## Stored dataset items
========================

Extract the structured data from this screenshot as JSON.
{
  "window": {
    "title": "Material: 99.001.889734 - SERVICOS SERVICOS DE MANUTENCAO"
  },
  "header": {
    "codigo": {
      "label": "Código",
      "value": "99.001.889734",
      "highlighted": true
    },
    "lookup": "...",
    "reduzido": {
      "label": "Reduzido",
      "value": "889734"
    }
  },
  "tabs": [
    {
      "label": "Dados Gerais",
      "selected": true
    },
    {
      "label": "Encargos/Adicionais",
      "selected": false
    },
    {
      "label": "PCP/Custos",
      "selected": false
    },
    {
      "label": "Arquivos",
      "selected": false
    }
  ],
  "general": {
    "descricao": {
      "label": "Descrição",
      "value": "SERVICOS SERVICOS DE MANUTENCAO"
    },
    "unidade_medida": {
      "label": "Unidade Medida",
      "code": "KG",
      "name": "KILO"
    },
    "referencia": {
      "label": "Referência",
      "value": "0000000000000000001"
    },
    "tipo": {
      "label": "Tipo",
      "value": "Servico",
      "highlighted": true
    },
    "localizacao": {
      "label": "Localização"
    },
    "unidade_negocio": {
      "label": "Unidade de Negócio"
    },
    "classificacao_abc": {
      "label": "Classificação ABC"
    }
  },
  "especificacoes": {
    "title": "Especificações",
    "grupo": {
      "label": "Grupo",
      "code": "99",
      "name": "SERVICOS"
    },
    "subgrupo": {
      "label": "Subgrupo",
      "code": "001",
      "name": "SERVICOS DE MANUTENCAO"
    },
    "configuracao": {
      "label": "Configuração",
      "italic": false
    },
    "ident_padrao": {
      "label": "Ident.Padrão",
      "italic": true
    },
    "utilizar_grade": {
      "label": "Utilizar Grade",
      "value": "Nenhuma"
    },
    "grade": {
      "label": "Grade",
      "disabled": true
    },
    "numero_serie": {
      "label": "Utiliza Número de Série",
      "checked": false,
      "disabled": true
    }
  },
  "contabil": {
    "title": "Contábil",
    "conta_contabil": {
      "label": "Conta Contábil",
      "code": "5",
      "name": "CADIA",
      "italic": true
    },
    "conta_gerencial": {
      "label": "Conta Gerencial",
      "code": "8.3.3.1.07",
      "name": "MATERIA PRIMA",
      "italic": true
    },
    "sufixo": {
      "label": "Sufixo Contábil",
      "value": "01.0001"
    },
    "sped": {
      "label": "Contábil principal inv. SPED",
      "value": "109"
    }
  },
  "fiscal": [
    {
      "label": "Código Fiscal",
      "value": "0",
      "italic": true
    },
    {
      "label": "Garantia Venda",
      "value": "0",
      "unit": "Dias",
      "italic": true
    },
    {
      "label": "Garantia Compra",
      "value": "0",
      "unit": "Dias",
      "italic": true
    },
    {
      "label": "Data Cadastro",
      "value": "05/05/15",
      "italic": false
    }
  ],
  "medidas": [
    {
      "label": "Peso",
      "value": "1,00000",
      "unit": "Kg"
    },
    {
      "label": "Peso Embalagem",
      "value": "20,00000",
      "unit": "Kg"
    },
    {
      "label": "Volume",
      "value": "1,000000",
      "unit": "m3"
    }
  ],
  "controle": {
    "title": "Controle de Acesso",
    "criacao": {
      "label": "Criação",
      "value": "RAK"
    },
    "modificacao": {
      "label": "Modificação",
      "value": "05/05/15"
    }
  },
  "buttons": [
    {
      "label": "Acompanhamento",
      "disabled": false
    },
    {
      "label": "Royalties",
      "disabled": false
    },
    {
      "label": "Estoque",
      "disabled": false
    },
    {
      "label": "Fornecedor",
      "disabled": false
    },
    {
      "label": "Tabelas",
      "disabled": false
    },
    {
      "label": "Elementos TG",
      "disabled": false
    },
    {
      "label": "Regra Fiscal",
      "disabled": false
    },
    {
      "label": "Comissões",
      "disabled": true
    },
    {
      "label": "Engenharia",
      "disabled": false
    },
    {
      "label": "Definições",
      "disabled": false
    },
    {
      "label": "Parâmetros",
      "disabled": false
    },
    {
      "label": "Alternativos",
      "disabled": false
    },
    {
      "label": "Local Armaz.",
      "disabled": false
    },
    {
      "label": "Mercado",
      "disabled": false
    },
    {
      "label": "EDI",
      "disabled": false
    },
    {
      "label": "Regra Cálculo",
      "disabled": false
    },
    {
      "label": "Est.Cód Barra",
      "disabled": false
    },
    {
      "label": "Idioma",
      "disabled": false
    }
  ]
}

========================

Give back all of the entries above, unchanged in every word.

## SOLUTION FOR THIS TASK
Extract the structured data from this screenshot as JSON.
{
  "window": {
    "title": "Material: 99.001.889734 - SERVICOS SERVICOS DE MANUTENCAO"
  },
  "header": {
    "codigo": {
      "label": "Código",
      "value": "99.001.889734",
      "highlighted": true
    },
    "lookup": "...",
    "reduzido": {
      "label": "Reduzido",
      "value": "889734"
    }
  },
  "tabs": [
    {
      "label": "Dados Gerais",
      "selected": true
    },
    {
      "label": "Encargos/Adicionais",
      "selected": false
    },
    {
      "label": "PCP/Custos",
      "selected": false
    },
    {
      "label": "Arquivos",
      "selected": false
    }
  ],
  "general": {
    "descricao": {
      "label": "Descrição",
      "value": "SERVICOS SERVICOS DE MANUTENCAO"
    },
    "unidade_medida": {
      "label": "Unidade Medida",
      "code": "KG",
      "name": "KILO"
    },
    "referencia": {
      "label": "Referência",
      "value": "0000000000000000001"
    },
    "tipo": {
      "label": "Tipo",
      "value": "Servico",
      "highlighted": true
    },
    "localizacao": {
      "label": "Localização"
    },
    "unidade_negocio": {
      "label": "Unidade de Negócio"
    },
    "classificacao_abc": {
      "label": "Classificação ABC"
    }
  },
  "especificacoes": {
    "title": "Especificações",
    "grupo": {
      "label": "Grupo",
      "code": "99",
      "name": "SERVICOS"
    },
    "subgrupo": {
      "label": "Subgrupo",
      "code": "001",
      "name": "SERVICOS DE MANUTENCAO"
    },
    "configuracao": {
      "label": "Configuração",
      "italic": false
    },
    "ident_padrao": {
      "label": "Ident.Padrão",
      "italic": true
    },
    "utilizar_grade": {
      "label": "Utilizar Grade",
      "value": "Nenhuma"
    },
    "grade": {
      "label": "Grade",
      "disabled": true
    },
    "numero_serie": {
      "label": "Utiliza Número de Série",
      "checked": false,
      "disabled": true
    }
  },
  "contabil": {
    "title": "Contábil",
    "conta_contabil": {
      "label": "Conta Contábil",
      "code": "5",
      "name": "CADIA",
      "italic": true
    },
    "conta_gerencial": {
      "label": "Conta Gerencial",
      "code": "8.3.3.1.07",
      "name": "MATERIA PRIMA",
      "italic": true
    },
    "sufixo": {
      "label": "Sufixo Contábil",
      "value": "01.0001"
    },
    "sped": {
      "label": "Contábil principal inv. SPED",
      "value": "109"
    }
  },
  "fiscal": [
    {
      "label": "Código Fiscal",
      "value": "0",
      "italic": true
    },
    {
      "label": "Garantia Venda",
      "value": "0",
      "unit": "Dias",
      "italic": true
    },
    {
      "label": "Garantia Compra",
      "value": "0",
      "unit": "Dias",
      "italic": true
    },
    {
      "label": "Data Cadastro",
      "value": "05/05/15",
      "italic": false
    }
  ],
  "medidas": [
    {
      "label": "Peso",
      "value": "1,00000",
      "unit": "Kg"
    },
    {
      "label": "Peso Embalagem",
      "value": "20,00000",
      "unit": "Kg"
    },
    {
      "label": "Volume",
      "value": "1,000000",
      "unit": "m3"
    }
  ],
  "controle": {
    "title": "Controle de Acesso",
    "criacao": {
      "label": "Criação",
      "value": "RAK"
    },
    "modificacao": {
      "label": "Modificação",
      "value": "05/05/15"
    }
  },
  "buttons": [
    {
      "label": "Acompanhamento",
      "disabled": false
    },
    {
      "label": "Royalties",
      "disabled": false
    },
    {
      "label": "Estoque",
      "disabled": false
    },
    {
      "label": "Fornecedor",
      "disabled": false
    },
    {
      "label": "Tabelas",
      "disabled": false
    },
    {
      "label": "Elementos TG",
      "disabled": false
    },
    {
      "label": "Regra Fiscal",
      "disabled": false
    },
    {
      "label": "Comissões",
      "disabled": true
    },
    {
      "label": "Engenharia",
      "disabled": false
    },
    {
      "label": "Definições",
      "disabled": false
    },
    {
      "label": "Parâmetros",
      "disabled": false
    },
    {
      "label": "Alternativos",
      "disabled": false
    },
    {
      "label": "Local Armaz.",
      "disabled": false
    },
    {
      "label": "Mercado",
      "disabled": false
    },
    {
      "label": "EDI",
      "disabled": false
    },
    {
      "label": "Regra Cálculo",
      "disabled": false
    },
    {
      "label": "Est.Cód Barra",
      "disabled": false
    },
    {
      "label": "Idioma",
      "disabled": false
    }
  ]
}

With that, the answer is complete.